Eric will periodically check his heart rate while working out as a way to make sure he’s maintaining the right level of intensity.
Without exercise, Eric is much less productive. A ten-minute run or jumping jacks in between meeting with clients helps him a lot.
Medication, sleep, and exercise are Eric’s trifecta of ADHD management.
Regulation and Looking Ahead:
Every patient Roberto has helped deal with both an eating disorder and a drug addiction, because of the necessity of eating and managing food on a daily basis, has said that the eating disorder was harder to overcome.
Roberto accepts that he has to be aware of these different elements in a way than many others do not.
Our bodies can work with us if we treat them well, or against us if we treat them poorly.
Children now are more obese than ever before.
For parents, it’s that much more important to be a model of healthy and responsible eating to their children.
Products, Services, and Other Links:
ADHD reWired Episode 37: Sleep to Success, also featuring Roberto Olivardia
Dr. Vincent Monastra, whose research on carbohydrates Eric mentioned
Mindless Eating: Why We Eat More Than We Think by Brian Wansink
ElliptiGO, an outdoor elliptical trainer bike
Contact Dr. Roberto Olivardia:
Eric has set September 14th as the start date of the Fall 2015 session of the ADHD reWired Coaching and Accountability Group. If you are interested in reserving a spot in the group, visit coachingrewired.com.
Eric is collecting videos describing people’s experiences with CHADD. If you are currently involved with CHADD, record a video however you wish (horizontally, please!) of you describing your relationship to ADHD and what CHADD does for you. Send it to Eric via Facebook, Twitter, or email here: firstname.lastname@example.org.
Help CHADD, an ADHD organization dedicated to improving the lives of those with ADHD through useful research and support, by donating to their fundraising campaign here: gofundme.com/oneof15m.
Visit erictivers.com/audible for Carolyn D’Argenio’s list of her top Audible.com audio-book picks, complete with preview links.
Connect with people virtually using Eric’s favorite video conferencing and connectivity platform, Zoom, by visiting erictivers.com/zoom – the basic service is totally free.
If you want you hear your question or comment on a future episode, go to erictivers.com/adhdrewired and look for the comment form, or click on the yellow button for either “Be a Guest” or “Record your question”.
Are you looking for a coach?
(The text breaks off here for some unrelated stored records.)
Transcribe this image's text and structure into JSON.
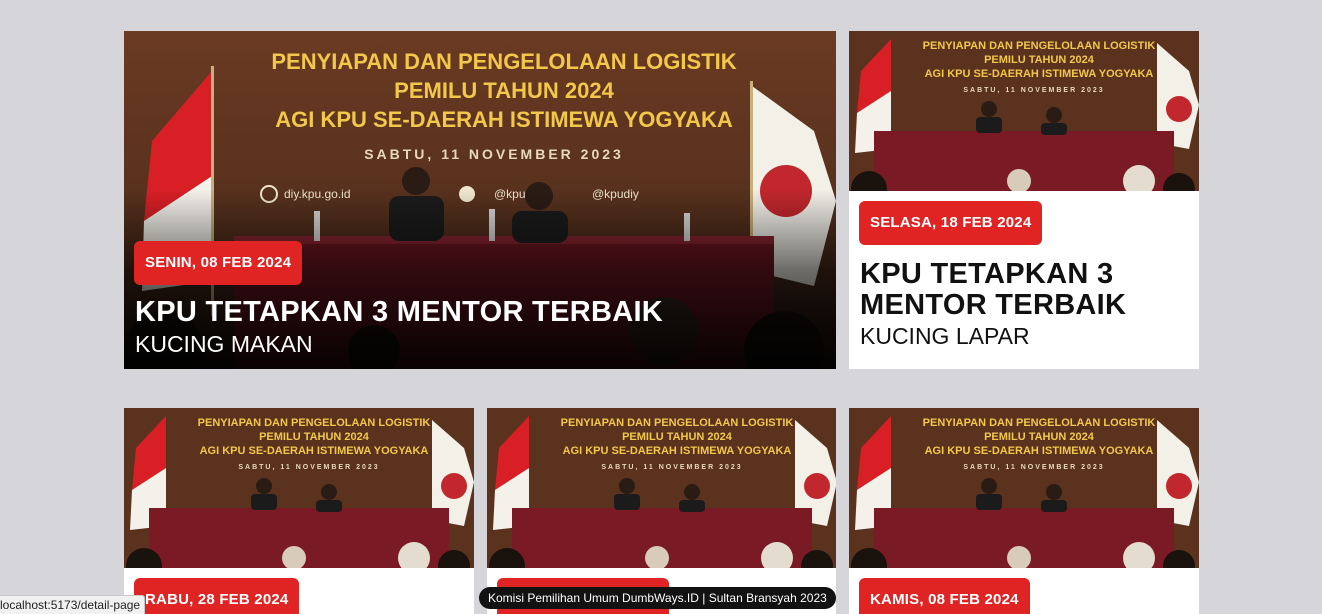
{
  "featured": {
    "date": "SENIN, 08 FEB 2024",
    "title": "KPU TETAPKAN 3 MENTOR TERBAIK",
    "subtitle": "KUCING MAKAN"
  },
  "side": {
    "date": "SELASA, 18 FEB 2024",
    "title": "KPU TETAPKAN 3 MENTOR TERBAIK",
    "subtitle": "KUCING LAPAR"
  },
  "cards": [
    {
      "date": "RABU, 28 FEB 2024"
    },
    {
      "date": ""
    },
    {
      "date": "KAMIS, 08 FEB 2024"
    }
  ],
  "photo": {
    "banner_line1": "PENYIAPAN DAN PENGELOLAAN LOGISTIK",
    "banner_line2": "PEMILU TAHUN 2024",
    "banner_line3": "AGI KPU SE-DAERAH ISTIMEWA YOGYAKA",
    "banner_date": "SABTU, 11 NOVEMBER 2023",
    "social_web": "diy.kpu.go.id",
    "social_tw": "@kpu",
    "social_ig": "@kpudiy"
  },
  "status_bar_url": "localhost:5173/detail-page",
  "footer": "Komisi Pemilihan Umum DumbWays.ID | Sultan Bransyah 2023",
  "colors": {
    "badge": "#e02424",
    "background": "#d6d5da"
  }
}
You can schedule a free 20-minute consultation with Eric. Go to erictivers.com and click the blue “Schedule an Appointment” button
Third Monday of every month at 6:45 PM
(CHADD does not endorse this podcast)